• _Work instructions_: Search the listing below for the word "dayliyTime" and copy each line where it appears.

• _Given data_:
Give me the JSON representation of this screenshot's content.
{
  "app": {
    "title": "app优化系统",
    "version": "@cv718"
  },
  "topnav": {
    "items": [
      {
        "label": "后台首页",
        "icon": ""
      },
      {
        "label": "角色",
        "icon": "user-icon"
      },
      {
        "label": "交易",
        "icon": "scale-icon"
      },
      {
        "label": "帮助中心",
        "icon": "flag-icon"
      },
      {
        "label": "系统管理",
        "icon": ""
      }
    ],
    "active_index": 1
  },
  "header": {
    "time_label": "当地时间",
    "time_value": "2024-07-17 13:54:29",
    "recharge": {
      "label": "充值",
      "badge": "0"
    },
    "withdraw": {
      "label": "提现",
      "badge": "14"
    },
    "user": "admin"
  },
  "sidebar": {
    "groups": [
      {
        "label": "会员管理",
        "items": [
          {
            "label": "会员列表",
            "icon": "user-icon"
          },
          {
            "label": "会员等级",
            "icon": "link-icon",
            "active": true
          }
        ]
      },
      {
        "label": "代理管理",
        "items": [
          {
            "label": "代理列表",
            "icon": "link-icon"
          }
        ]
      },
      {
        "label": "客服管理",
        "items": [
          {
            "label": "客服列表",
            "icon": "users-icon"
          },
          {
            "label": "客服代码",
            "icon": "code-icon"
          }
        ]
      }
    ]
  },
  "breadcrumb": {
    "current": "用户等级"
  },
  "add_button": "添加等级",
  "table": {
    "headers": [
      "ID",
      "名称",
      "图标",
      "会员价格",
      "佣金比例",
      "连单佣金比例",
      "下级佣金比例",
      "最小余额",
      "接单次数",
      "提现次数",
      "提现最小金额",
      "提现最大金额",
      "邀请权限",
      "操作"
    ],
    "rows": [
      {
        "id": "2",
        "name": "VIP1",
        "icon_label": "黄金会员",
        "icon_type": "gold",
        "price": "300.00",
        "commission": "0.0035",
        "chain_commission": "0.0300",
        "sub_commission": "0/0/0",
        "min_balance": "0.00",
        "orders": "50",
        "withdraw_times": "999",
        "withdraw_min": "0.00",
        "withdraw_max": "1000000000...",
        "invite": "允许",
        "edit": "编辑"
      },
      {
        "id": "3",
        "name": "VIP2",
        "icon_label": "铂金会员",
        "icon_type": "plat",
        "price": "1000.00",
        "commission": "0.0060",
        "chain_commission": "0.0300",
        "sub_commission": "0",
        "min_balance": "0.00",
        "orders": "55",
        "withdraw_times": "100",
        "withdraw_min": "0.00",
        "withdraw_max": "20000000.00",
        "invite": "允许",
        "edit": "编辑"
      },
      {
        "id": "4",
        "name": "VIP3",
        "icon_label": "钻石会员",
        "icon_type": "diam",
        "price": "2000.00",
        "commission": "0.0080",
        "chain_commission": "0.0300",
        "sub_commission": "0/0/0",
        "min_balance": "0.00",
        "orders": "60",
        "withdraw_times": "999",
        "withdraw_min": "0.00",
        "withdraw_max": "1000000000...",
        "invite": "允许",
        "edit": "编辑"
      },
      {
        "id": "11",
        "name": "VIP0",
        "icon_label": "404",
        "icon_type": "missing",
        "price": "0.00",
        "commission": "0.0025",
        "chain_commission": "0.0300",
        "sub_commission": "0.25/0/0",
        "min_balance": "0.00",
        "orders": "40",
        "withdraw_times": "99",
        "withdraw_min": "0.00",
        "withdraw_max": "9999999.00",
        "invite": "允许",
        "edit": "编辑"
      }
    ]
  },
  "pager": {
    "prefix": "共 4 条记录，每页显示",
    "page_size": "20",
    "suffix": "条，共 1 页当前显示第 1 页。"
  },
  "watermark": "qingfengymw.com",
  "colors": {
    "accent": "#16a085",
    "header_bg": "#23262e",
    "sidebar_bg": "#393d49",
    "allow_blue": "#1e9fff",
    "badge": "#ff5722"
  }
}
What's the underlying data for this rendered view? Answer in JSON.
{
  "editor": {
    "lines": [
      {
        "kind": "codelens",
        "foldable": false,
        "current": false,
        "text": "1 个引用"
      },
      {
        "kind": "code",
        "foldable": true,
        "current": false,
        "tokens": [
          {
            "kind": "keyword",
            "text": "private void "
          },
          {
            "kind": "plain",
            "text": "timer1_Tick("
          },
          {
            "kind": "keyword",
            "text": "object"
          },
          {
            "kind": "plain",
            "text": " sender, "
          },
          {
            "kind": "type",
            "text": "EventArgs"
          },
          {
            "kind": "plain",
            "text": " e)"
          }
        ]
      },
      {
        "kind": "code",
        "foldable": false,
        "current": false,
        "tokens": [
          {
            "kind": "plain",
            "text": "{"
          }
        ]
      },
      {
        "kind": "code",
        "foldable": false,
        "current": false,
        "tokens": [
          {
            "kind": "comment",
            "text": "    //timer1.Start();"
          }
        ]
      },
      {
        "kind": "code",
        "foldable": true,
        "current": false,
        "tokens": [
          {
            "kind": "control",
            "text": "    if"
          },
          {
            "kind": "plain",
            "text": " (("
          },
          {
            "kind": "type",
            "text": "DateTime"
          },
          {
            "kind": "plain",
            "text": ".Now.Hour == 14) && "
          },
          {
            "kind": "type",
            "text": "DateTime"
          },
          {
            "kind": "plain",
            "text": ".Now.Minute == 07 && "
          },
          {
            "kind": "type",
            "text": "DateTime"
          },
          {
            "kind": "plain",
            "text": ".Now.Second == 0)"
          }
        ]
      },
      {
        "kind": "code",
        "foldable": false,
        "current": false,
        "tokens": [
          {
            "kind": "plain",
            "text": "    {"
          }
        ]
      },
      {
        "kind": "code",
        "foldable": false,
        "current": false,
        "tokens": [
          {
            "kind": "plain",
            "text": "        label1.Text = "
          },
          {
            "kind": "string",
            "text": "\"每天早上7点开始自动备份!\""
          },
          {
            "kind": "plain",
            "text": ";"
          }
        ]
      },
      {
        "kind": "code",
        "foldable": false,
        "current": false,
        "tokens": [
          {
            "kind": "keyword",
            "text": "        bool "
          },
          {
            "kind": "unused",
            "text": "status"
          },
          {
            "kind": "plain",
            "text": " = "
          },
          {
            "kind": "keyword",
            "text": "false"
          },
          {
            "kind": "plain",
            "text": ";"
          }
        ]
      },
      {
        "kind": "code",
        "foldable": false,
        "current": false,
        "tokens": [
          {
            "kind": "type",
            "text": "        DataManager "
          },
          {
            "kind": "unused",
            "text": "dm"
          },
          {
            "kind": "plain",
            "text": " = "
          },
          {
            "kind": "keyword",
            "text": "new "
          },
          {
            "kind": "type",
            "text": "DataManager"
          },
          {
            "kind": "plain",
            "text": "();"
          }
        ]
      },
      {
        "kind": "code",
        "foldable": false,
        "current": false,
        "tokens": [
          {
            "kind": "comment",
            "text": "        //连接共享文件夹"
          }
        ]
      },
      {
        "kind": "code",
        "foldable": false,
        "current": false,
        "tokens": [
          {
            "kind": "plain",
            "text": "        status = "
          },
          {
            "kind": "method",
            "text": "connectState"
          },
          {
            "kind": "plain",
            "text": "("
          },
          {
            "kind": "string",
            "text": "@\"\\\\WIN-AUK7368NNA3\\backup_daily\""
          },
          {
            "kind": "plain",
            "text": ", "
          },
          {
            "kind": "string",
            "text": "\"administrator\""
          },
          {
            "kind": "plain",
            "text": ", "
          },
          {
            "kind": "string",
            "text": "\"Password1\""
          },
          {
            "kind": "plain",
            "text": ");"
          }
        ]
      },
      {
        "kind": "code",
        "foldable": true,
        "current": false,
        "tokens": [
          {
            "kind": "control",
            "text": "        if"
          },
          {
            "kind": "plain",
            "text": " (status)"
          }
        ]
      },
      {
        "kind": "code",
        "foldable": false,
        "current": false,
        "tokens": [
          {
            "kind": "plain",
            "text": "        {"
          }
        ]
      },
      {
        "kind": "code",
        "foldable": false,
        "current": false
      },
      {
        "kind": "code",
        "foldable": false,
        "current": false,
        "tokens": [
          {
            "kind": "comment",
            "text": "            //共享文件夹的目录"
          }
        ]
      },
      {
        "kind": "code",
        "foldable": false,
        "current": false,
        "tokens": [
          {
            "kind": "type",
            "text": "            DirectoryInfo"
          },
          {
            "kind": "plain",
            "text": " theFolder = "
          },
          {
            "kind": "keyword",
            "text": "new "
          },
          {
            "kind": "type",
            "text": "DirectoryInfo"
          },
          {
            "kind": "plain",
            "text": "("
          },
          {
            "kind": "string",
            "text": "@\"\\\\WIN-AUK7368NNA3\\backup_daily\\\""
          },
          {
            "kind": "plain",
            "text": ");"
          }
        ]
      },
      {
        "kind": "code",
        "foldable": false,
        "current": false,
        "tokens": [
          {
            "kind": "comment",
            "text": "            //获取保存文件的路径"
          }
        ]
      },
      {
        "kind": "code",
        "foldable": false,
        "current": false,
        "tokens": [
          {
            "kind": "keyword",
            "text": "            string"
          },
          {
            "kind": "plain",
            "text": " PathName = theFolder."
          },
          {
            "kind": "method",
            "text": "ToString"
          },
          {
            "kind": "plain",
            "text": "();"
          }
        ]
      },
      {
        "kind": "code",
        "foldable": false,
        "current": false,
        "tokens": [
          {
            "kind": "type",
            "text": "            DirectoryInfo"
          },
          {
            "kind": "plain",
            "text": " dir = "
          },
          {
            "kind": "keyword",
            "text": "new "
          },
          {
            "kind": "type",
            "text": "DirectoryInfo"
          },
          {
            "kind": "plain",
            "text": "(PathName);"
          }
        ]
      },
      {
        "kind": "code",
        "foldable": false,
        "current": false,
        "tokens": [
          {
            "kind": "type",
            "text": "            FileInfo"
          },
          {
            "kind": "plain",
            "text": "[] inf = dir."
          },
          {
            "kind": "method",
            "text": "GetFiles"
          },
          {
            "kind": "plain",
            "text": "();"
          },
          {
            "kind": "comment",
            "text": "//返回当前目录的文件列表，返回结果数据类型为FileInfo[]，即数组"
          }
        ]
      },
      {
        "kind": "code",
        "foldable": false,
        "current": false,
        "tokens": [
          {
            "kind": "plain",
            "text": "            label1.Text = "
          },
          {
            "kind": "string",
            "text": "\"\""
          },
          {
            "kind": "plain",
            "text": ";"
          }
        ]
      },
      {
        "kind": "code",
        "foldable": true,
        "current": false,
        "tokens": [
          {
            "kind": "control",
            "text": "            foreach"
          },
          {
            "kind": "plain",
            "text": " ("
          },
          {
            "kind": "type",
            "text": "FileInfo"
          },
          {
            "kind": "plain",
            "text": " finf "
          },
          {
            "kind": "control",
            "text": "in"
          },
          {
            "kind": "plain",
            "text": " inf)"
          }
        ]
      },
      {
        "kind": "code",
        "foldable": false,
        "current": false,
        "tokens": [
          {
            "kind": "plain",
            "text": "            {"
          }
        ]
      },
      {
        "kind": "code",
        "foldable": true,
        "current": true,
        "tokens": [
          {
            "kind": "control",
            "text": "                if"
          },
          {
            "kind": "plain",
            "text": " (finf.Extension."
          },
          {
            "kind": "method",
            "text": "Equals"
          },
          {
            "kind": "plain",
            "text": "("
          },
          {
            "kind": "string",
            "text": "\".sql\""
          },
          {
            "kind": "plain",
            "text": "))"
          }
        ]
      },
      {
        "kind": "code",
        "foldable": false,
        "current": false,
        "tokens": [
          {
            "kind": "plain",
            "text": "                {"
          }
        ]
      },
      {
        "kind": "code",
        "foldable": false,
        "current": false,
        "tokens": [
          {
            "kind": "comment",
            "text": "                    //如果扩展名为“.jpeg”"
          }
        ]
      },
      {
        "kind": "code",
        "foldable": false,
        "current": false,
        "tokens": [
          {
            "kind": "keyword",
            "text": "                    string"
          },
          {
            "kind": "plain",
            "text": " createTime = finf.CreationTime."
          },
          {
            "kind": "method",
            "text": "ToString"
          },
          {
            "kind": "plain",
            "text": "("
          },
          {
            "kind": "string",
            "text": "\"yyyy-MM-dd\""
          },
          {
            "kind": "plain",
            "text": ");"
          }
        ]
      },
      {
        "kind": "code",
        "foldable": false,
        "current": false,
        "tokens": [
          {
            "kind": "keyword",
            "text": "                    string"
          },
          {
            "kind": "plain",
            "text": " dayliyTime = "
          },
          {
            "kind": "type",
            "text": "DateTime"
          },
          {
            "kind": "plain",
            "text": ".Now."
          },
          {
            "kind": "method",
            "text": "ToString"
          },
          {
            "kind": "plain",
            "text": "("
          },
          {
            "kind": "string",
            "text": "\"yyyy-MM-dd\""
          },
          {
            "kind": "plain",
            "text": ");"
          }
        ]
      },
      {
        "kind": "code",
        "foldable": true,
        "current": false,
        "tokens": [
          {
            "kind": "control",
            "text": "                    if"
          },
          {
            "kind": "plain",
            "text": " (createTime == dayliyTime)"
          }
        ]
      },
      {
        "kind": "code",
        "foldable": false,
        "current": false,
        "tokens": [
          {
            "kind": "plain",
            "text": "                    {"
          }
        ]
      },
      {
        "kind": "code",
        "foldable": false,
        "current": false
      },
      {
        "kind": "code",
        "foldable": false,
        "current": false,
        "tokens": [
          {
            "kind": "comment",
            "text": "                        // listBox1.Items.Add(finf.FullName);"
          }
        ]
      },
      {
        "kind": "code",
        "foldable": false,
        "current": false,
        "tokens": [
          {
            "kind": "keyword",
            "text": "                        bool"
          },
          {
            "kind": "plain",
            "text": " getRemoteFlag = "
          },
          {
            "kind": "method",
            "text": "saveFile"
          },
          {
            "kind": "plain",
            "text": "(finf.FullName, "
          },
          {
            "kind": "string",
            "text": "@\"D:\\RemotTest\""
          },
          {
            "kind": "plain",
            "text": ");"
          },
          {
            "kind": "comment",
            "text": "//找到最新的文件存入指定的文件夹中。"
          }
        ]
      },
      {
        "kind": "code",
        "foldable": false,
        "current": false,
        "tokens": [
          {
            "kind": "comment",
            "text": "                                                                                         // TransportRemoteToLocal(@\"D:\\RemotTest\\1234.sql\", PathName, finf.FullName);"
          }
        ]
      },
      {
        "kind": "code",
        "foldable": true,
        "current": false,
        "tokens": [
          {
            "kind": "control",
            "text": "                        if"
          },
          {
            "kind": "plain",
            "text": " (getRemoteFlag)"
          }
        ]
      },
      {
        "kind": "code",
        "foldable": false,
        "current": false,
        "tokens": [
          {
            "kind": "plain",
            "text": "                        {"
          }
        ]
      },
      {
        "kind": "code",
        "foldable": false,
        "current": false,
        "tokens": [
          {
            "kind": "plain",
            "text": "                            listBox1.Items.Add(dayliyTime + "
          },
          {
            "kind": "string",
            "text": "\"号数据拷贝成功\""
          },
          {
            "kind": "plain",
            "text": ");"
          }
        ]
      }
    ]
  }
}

• _Solution below_:
            "text": " dayliyTime = "
            "text": " (createTime == dayliyTime)"
            "text": "                            listBox1.Items.Add(dayliyTime + "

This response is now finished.